The big companies have immense leverage as they employ so many people and bring in so many tourists - and if they are not happy they will move their resort elsewhere.

Ms Bardacki would like to see regional governments imposing rules and incentives that would encourage business partnerships with local entrepreneurs.

Like many destinations 80% of Majorca's economy is dependent on tourism and that puts the major package companies in a very powerful position.

Heated row

Back in 1950, the first all-inclusive holiday was created in Alcudia by the French company Club Med. It was a not-for-profit venture that saw 200 tents pitched up on a beach with pit toilets.

But the concept really took off in the 1980s and 1990s in the Caribbean. In the early days many of these resorts were also criticised for excluding the local community from sharing in the spending power of cocooned tourists.

In recent years, prompted in part by local tourist boards, many resorts in the Caribbean and Africa have introduced more community-oriented events and excursions.

Francisco Baeza Saez
The solution for me is that they have to regulate the all-inclusive - it's not only the business of one tour operator or one hotel, it's the business of a whole area
Francisco Baeza Saez

The rise of low cost airlines and the internet has meant that travellers have an increased choice of flights and destinations which they can arrange and independently customise.

The reputation of all-inclusive holidays was also damaged by issues of poor quality and concern that tourists were insulated from the rest of the local culture and economy. Now the big brands are fighting back by offering increasingly good deals.

With First Choice rolling out its dedicated all-inclusive plan around the world next year to its 34 destinations, the row around this issue is set to become even more heated.

Thomas Cook is reported to be increasing its number of all-inclusive holidays by 10% by next year and interestingly also rolling out a project which would include neighbouring bars and restaurants.
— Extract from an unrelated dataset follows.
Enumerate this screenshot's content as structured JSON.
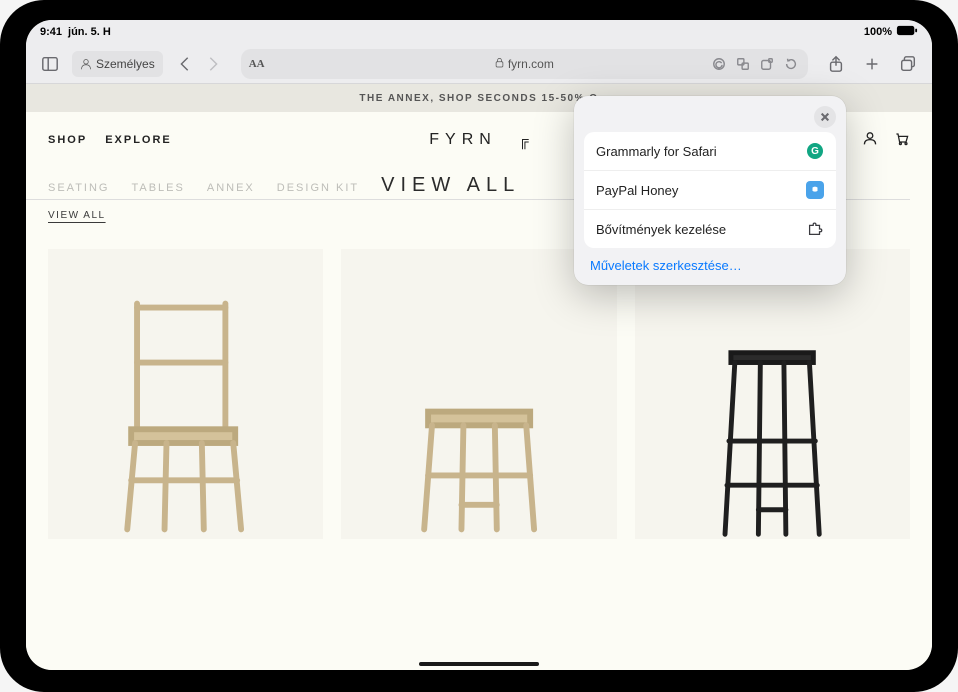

And the concept is spreading around the world with China already host to one all-inclusive Club Med, with more in the pipeline.

But brands like First Choice insist they are concerned about sustainability and local communities. First Choice organises excursions to local areas and employs local entertainers - but also accepts that it doesn't do enough.
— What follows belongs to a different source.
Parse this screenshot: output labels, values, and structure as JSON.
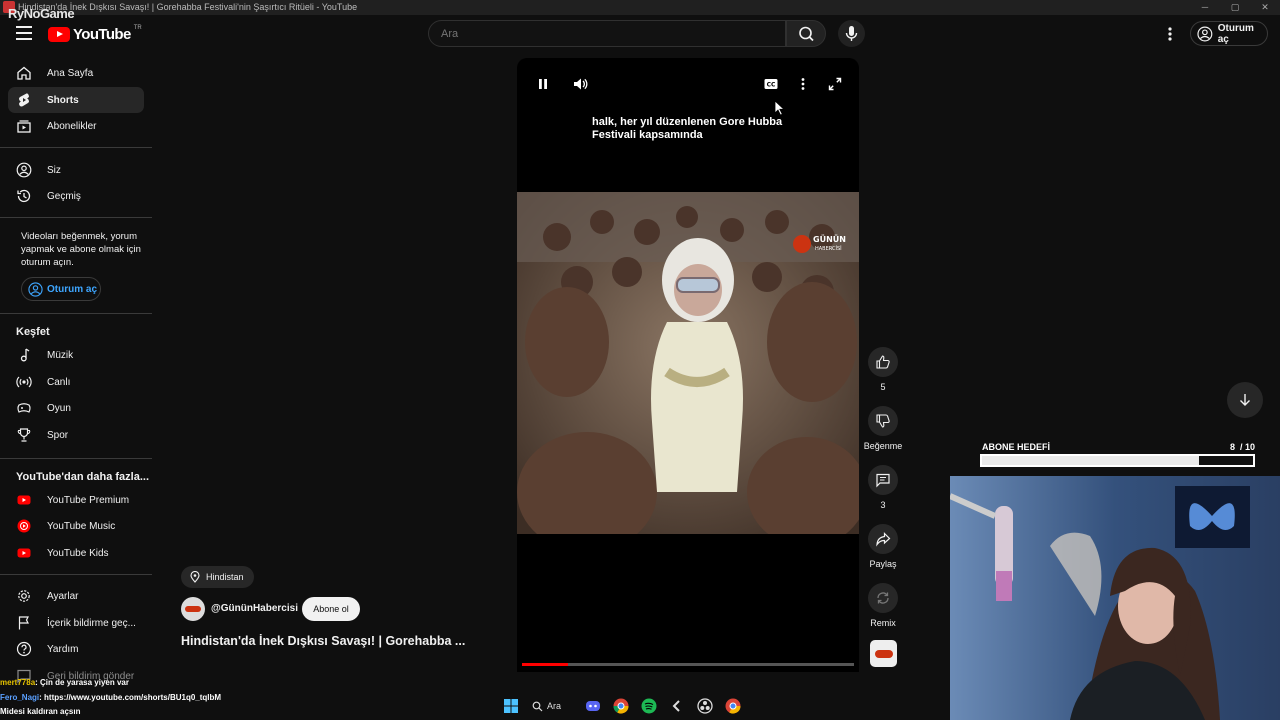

"We have responsibility in every hotel, with every hotel supplier that we work with, in every community that we find ourselves in. We want to be there for the long term, not just for the fast buck," said Christian Cull.

Little consolation in the short term though for the likes of Francisco - he can't afford taxes, wages or rent, he has already had to lay off half his staff and now he is resigned to closing his beloved restaurant.

"The solution for me is that they have to regulate the all-inclusive. Because it's not only the business of one tour operator or one hotel, it's the business of a whole area. If all-inclusives were limited to 40% of tourists, we could all live well."

Print Sponsor

First Choice goes all-inclusive
08 Apr 11 |  Business
Q&A: Holiday protection and you
03 Aug 11 |  Business
US airport checks 'violating' travellers
14 Aug 11 |  Fast Track

The BBC is not responsible for the content of external internet sites

Has China's housing bubble burst?
How the world's oldest clove tree defied an empire
Why Royal Ballet principal Sergei Polunin quit


Americas Africa Europe Middle East South Asia Asia Pacific